SIParCS 2017- Yun Joon Soh
Optimizing the Statistical Compression Method

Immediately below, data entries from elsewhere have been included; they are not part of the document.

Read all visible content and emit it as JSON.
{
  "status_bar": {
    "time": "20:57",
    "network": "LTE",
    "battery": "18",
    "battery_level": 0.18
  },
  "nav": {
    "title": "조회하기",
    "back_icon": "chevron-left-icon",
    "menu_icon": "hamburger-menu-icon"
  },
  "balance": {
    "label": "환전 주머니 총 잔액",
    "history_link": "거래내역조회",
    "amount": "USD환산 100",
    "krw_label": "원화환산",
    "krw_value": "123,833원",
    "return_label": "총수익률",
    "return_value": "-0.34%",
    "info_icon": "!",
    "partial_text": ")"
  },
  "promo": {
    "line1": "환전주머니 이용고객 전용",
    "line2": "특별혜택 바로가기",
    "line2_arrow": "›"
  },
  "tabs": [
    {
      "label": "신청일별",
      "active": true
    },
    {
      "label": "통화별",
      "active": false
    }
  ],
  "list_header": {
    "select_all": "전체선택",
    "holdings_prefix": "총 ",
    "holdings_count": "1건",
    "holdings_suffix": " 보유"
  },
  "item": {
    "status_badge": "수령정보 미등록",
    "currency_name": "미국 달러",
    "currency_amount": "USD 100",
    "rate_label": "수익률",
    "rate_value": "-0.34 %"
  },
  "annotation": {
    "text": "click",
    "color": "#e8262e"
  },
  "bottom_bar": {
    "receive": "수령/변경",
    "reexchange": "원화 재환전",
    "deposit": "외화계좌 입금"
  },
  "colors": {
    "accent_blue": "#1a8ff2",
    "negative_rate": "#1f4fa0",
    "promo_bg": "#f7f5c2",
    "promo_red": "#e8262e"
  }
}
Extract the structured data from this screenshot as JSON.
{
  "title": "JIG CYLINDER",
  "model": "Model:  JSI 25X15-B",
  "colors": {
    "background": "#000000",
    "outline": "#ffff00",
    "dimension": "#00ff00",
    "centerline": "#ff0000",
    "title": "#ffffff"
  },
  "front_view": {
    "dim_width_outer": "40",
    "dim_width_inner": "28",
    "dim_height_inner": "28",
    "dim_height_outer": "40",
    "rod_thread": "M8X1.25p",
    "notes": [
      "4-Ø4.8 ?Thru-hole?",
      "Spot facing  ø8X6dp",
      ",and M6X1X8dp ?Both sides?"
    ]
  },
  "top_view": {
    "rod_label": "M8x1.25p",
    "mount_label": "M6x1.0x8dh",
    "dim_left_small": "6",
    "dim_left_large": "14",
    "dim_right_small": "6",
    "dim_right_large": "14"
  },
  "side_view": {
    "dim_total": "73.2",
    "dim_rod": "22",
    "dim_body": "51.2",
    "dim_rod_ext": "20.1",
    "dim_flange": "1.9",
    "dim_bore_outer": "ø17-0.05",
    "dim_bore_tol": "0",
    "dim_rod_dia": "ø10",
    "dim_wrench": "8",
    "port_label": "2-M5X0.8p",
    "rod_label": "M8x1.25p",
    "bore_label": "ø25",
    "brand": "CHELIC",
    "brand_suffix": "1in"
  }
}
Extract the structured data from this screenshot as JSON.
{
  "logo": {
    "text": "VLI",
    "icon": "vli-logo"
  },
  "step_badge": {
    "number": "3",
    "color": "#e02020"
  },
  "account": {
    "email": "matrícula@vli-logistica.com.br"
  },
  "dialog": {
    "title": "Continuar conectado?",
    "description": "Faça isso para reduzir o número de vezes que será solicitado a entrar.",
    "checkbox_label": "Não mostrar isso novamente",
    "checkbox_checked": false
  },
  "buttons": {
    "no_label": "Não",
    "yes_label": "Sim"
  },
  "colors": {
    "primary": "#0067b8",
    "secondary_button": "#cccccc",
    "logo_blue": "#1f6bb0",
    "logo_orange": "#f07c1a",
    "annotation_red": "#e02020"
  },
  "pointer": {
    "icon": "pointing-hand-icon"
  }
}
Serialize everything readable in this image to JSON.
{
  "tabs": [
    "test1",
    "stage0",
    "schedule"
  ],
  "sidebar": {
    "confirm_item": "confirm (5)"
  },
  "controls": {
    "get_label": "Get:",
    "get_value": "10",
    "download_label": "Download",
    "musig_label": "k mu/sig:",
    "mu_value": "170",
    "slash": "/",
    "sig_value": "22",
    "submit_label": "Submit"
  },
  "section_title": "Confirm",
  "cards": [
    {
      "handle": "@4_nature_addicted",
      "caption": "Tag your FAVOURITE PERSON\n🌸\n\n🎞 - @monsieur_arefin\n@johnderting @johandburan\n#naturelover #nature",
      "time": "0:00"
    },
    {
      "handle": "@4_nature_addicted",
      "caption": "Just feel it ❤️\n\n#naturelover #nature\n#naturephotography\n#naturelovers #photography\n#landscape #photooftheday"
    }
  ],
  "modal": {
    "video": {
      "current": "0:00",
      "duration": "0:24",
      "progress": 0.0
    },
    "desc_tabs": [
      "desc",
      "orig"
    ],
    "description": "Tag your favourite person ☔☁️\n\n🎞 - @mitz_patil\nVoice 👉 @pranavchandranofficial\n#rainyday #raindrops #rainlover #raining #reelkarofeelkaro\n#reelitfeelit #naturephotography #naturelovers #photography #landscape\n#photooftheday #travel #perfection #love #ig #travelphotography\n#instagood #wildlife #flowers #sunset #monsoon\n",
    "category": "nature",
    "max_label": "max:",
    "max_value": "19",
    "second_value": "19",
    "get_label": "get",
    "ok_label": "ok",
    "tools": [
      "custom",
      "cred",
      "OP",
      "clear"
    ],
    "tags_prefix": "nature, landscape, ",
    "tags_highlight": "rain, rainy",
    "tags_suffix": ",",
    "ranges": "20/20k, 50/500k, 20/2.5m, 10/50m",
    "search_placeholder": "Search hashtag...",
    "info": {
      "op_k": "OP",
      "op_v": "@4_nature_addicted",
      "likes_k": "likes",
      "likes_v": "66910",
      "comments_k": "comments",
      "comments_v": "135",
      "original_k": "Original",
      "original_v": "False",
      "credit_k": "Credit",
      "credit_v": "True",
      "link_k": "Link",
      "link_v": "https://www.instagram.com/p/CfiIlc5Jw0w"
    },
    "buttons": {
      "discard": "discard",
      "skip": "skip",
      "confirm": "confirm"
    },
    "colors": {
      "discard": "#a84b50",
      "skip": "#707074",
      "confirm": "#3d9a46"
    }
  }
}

Increasing computational performance produces ever-larger data outputs, which result in data storage constraints. This is especially problematic in Earth system modeling, where resulting spatial-temporal data files can be massive. A variety of deterministic compression methods have been tested to reduce storage demands. Recently, statistical methods have also been proposed to address this issue. One such method is based on half-spectral space-time models (Guinness and Hammerling, 2017), where grid-point-wise time series of climate data are expressed in the spectral domain using Fourier coefficients. When mapped at each frequency, the Fourier coefficients exhibit spatial continuity that can be exploited to store only a subset of the Fourier coefficients and model the rest. Finding the optimal set of Fourier coefficients to store is an intractable problem for any realistic data size, and the approach taken is a greedy search algorithm based on residual metrics. We explored various options to improve the greedy search algorithm, by testing different residual metrics to improve the quality of the reconstructed fields, and by parallelizing and speeding up the algorithm. We demonstrate results of these improvements on a data set of one year of daily temperature data, comprised of approximately 20 million data points. We can achieve improvements in root mean squared prediction error of up to 6.5 percent and lower the runtime by a factor of 2.
Mentors: Dorit Hammerling, Brian Vanderwende, Doug Nychka